Many people just spent the holidays feeling a sense of loss, missing someone they love dearly, or wishing they were part of a warm circle instead of feeling cold and alone. A human truth is we can be surrounded by people and still feel we’re alone -–on the outside looking in.
Have you ever wanted to be part of something only to feel the doors are closed to you? So you walked away without trying to make a connection? I know the feeling.
I spent a lot of my life on the outside looking in, because of insecurity. Mingling, joining in is near impossible when you are feeling “not okay” on the inside. And once depressive isolation takes root, the kinds of “relief” I used to try to feel better became self-destructive.
There is good news out there, but it won’t fall into my lap or yours. Scrolling through Facebook won’t help. We have to be willing to put forth some efforts to connect with people and to help others.

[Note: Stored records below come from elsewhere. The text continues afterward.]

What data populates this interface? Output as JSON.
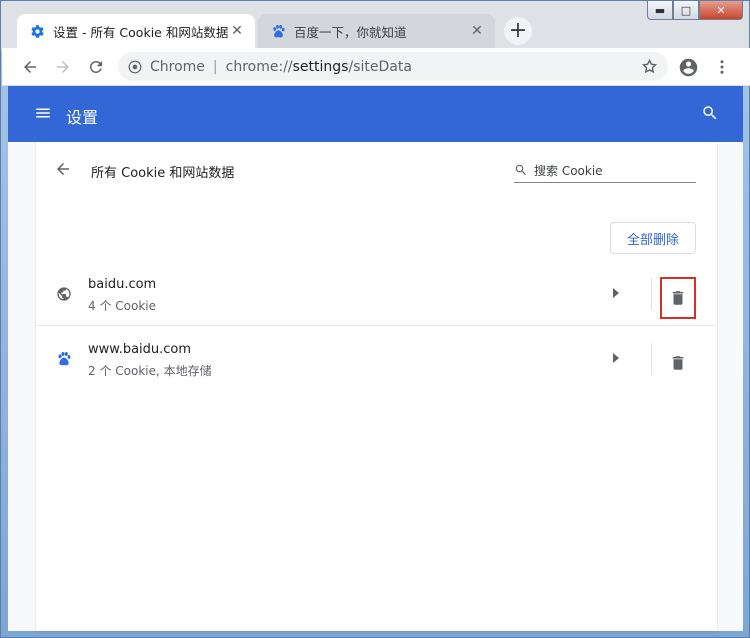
{
  "window": {
    "controls": {
      "minimize": "▬",
      "maximize": "□",
      "close": "✕"
    }
  },
  "tabs": [
    {
      "title": "设置 - 所有 Cookie 和网站数据",
      "icon": "gear-icon",
      "active": true
    },
    {
      "title": "百度一下，你就知道",
      "icon": "baidu-paw-icon",
      "active": false
    }
  ],
  "new_tab_label": "+",
  "toolbar": {
    "site_chip": "Chrome",
    "url_scheme": "chrome://",
    "url_host": "settings",
    "url_path": "/siteData"
  },
  "settings_header": {
    "title": "设置"
  },
  "site_data": {
    "title": "所有 Cookie 和网站数据",
    "search_placeholder": "搜索 Cookie",
    "remove_all_label": "全部删除",
    "sites": [
      {
        "name": "baidu.com",
        "desc": "4 个 Cookie",
        "icon": "globe-icon"
      },
      {
        "name": "www.baidu.com",
        "desc": "2 个 Cookie, 本地存储",
        "icon": "baidu-paw-icon"
      }
    ]
  },
  "colors": {
    "accent": "#3367d6",
    "highlight_border": "#d93025"
  }
}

Of course, getting help for mental health or substance problems is a necessary prerequisite to developing relationships and to feeling okay. Substance abuse is a closed, essentially selfish cycle for a person. It shuts out the willingness to be truly present with people. It also locks the door tight on making a connection with God or a “Higher Power,” if you prefer.
There is help out there and sometimes there are miracles. I wonder how many miracles go unnoticed by humans on this earth. If our lifeline is not grabbed when it floats by, rescue is lost. I didn’t want to be lost, to simply float away down my self-destructive river. When I saw the lifeline, I grabbed it.
I washed, rinsed and repeated over and over. I noticed I was feeling better. I realized that being kind to others helped me. Gradually, I developed relationships with people whom I love dearly. I continue to look for ways to connect with people. I also guard my sometimes-fragile psyche by avoiding negative news, political situations, and violence on TV. Statistics prove our age of electronic gadgetry is producing a lot of loneliness and isolation. If you are feeling like an outsider watching a wonderful life pass right by you, perhaps it’s time to unplug from some of these destructive habits and reach out to humanity.
I have learned that the people I spend time with goes a long way to determine what my attitude will be and what I will become. Look around you for healthy people. If you search for them, you will find them. I said “healthy” without explaining or qualifying the word. We know what healthy means in this world when we are hurting emotionally and spiritually! Healthy people will help you on your journey. Part of our journey here is to realize that all of us are connected. Each of us is here to fulfill a purpose. All I have to do is accept God’s purpose for me and then do my best to act on it one day at a time. Then you’ll find yourself on the inside, instead of feeling like you’re always outside the circle of life.
Do you have a story or a comment ? I would love to hear from you.
People nowadays feel adrift and lost. For many, the world is changing too fast and life feels dangerous and hopeless.
There used to be what I am calling “anchors” in our lives. Relatives and friends in a small town could be counted on when times were tough. Churches knit communities together. Perhaps there was even a community center where old friends would congregate and plan projects to help others. A long-term marriage/relationship was a solid anchor for many people. The family dinner table was another anchor as was the evening prayer. These things allowed a person to find balance or become “centered” in the things that are truly important in life, things of our hearts.
So many people have lost these kinds of supports. There is a vague sense of loss and discontent. It hurts so they push it away or “numb out.” People try to create new anchors. Social media is a fast and easy “go-to” to combat sadness and loneliness. “Facetime” allows a sort of connection with our families across the country. Alcohol, marijuana (now legal in many places) and other substances help people avoid feeling the losses in our modern, urban society.
Sadly, these “helpers” often become painful addictions creating a host of new problems. And they fail to fill the aching hole in our hearts.
I remember well the feelings of loss in my twenties and thirties. I had moved far from my hometown and saw my extended family rarely. We weren’t having a “family dinner” in our rushed home. The kinds of anchors that can center a person, spiritually and emotionally, were absent. Heavy work and drinking schedules did not make me happy.
Since then, I have managed to keep ahold of a few anchors that I believe produce true happiness. There is an almost endless list of things people can do! I have a program of spiritual study, family conferences and prayer, regular talks with family members I love and Starbuck dates with my wife. Certainly, I am a work in progress. I am not always consistent in doing these things. When I do not follow through, I start to notice the return of that vague discontent surfacing in my gut. This reminds me to get busy doing something good for me and others.
Do your anchors make you feel happy and clean on the inside? Perhaps you feel as though you need to chart a course for better living or to organize your life. Does the thought of doing so leave you feeling fearful? Are you doubting your ability to change? If so, there is good news ahead. Everyone shares these feelings and thoughts. The only difference between people who make changes and those who stay stuck is willingness to take action.
You do not have to re-invent your whole life. All it takes is a beginning action step. Use the “Five Percent Rule” to help you remember not to be discouraged by the big picture.
Do you have a story about finding anchors in your life or a comment? I would love to hear from you.